■ EXERCISE AIM ■
Find every line below with the string "Headers" and pick it out.

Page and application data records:
=====

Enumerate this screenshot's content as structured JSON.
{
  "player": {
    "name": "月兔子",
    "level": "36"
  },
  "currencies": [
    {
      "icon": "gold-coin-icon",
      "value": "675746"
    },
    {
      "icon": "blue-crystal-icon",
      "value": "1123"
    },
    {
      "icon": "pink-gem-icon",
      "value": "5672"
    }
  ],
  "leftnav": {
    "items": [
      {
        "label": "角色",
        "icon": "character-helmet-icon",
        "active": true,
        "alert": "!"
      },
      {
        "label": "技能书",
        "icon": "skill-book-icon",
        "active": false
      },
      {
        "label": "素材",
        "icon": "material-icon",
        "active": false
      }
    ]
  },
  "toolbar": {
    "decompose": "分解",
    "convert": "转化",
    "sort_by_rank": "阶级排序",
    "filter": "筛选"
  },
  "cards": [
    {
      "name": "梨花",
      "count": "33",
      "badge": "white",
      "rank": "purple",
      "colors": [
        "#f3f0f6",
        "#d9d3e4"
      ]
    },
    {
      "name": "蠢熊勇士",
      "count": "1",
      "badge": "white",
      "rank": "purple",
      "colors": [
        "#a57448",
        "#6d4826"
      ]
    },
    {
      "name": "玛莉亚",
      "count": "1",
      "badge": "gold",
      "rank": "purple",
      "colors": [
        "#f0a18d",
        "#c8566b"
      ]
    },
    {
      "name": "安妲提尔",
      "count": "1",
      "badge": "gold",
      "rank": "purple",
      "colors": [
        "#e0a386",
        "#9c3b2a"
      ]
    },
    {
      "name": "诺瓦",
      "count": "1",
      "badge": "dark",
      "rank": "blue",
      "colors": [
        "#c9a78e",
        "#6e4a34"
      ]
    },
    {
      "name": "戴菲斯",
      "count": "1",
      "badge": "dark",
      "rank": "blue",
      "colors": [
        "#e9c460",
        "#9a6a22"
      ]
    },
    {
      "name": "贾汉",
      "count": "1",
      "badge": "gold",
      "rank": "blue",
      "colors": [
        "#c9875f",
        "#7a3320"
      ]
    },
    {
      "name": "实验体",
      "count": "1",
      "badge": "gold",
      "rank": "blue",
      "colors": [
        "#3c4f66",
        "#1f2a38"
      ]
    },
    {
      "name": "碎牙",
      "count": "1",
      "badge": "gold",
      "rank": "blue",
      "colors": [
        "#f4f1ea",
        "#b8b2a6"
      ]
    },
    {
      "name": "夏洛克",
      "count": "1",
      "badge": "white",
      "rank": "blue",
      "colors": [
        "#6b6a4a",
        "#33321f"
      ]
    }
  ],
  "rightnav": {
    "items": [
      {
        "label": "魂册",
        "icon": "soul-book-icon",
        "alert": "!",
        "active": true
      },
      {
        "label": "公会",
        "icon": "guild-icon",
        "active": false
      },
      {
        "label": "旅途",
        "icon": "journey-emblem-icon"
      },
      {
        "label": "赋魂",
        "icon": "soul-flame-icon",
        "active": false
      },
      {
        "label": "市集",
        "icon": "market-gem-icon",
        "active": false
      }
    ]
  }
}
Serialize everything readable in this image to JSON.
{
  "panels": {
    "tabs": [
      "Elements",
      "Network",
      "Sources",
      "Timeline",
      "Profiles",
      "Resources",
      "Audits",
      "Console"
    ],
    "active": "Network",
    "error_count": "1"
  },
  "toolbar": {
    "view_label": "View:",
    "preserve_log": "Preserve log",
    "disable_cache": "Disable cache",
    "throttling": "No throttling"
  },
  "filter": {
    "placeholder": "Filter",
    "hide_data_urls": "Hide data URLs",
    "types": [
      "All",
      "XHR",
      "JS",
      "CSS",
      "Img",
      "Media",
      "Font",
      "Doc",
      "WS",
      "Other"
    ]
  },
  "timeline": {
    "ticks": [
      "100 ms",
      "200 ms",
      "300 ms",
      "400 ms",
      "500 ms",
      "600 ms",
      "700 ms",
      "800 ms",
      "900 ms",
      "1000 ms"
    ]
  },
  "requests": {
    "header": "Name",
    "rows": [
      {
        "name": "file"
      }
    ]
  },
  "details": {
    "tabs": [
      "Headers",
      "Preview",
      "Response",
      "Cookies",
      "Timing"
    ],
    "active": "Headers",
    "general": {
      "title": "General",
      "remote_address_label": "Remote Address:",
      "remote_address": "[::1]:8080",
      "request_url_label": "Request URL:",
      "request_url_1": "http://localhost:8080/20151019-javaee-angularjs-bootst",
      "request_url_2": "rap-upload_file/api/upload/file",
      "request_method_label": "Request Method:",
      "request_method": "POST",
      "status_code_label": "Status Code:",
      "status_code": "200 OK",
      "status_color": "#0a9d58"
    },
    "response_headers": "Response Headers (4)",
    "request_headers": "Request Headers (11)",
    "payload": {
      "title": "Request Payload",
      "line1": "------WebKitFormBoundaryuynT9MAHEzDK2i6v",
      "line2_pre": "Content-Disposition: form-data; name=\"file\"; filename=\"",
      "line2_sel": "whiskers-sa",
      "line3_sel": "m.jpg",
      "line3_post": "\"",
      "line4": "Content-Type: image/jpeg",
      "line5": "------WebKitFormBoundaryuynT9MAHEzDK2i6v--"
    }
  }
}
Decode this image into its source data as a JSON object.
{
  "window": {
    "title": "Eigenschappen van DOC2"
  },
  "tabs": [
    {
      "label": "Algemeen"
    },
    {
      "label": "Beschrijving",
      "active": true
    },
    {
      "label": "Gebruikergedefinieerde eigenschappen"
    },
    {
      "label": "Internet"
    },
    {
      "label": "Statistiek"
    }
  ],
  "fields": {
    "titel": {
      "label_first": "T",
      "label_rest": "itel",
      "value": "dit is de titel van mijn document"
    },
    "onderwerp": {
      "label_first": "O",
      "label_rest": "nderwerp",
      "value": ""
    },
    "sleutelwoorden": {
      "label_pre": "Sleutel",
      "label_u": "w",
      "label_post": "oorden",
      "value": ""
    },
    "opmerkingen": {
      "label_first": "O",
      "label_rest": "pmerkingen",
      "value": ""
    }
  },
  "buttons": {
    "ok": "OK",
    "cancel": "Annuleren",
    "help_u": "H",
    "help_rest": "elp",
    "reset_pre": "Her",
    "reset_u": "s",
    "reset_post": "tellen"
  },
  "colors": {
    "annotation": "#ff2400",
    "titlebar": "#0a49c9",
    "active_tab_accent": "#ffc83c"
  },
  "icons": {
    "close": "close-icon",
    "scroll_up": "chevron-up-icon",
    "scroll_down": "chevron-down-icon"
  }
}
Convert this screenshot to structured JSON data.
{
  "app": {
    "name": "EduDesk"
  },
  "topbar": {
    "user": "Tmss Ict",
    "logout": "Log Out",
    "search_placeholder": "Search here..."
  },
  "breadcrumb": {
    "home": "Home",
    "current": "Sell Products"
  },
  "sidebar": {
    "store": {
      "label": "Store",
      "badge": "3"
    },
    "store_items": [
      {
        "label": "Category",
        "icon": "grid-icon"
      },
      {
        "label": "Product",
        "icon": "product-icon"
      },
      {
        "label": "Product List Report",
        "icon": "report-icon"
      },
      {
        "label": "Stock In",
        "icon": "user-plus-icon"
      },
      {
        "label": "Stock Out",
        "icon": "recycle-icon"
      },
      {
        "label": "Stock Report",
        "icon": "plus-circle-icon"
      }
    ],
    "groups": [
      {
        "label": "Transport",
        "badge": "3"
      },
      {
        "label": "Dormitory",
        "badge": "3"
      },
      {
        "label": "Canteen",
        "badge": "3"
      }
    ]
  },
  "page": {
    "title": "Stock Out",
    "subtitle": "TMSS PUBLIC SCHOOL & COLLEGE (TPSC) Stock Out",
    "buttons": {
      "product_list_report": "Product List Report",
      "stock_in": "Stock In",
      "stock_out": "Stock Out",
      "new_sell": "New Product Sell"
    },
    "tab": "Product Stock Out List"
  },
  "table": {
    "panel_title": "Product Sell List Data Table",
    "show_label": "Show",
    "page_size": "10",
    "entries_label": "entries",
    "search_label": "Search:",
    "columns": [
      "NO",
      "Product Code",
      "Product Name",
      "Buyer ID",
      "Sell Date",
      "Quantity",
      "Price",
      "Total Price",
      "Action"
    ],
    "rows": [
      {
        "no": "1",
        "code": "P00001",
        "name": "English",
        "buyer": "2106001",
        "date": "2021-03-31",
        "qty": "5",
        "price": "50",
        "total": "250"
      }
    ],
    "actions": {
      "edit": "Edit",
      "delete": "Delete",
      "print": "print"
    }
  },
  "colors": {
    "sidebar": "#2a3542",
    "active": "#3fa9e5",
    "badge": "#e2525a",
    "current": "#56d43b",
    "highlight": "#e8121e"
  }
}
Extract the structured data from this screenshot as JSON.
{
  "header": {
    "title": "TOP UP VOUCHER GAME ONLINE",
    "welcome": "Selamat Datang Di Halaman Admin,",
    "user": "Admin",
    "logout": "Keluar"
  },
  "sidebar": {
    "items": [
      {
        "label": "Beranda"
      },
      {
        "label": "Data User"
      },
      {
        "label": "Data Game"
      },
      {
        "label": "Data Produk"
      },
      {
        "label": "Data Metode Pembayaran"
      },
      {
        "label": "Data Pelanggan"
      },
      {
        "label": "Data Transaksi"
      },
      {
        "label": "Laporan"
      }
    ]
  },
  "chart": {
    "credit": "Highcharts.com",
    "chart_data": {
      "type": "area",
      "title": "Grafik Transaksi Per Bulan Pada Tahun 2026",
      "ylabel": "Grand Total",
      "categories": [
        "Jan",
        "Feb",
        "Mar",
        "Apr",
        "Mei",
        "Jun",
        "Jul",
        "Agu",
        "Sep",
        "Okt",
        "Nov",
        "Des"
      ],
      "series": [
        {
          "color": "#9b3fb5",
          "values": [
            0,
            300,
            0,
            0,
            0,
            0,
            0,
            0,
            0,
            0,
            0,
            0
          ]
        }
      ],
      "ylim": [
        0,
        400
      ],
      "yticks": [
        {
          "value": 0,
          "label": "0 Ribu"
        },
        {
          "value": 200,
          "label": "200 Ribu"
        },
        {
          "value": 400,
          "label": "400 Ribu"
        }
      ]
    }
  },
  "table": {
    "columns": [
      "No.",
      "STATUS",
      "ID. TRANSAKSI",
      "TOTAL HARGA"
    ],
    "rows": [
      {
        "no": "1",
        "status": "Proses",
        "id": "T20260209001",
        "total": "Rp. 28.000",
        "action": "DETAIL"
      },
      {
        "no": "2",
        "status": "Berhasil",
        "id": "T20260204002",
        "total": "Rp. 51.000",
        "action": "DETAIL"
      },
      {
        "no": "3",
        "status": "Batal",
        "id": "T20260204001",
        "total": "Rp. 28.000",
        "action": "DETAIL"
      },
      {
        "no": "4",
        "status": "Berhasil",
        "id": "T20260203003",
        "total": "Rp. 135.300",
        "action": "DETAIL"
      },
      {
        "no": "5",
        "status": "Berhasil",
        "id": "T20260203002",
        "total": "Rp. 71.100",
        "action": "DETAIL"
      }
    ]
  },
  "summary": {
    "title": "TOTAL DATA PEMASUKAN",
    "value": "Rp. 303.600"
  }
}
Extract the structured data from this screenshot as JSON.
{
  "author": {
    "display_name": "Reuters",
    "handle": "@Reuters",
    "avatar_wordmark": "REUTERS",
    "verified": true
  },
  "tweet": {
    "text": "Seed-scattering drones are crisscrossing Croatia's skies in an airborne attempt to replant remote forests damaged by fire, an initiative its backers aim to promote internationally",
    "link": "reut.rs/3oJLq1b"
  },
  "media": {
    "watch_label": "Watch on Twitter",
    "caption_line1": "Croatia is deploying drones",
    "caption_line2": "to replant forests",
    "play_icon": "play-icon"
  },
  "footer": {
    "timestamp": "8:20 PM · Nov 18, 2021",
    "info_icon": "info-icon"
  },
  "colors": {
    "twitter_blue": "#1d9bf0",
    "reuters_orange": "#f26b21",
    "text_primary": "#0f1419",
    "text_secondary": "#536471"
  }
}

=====

■ ANSWER TO THE EXERCISE ■
      "Headers",
    "active": "Headers",
    "response_headers": "Response Headers (4)",
    "request_headers": "Request Headers (11)",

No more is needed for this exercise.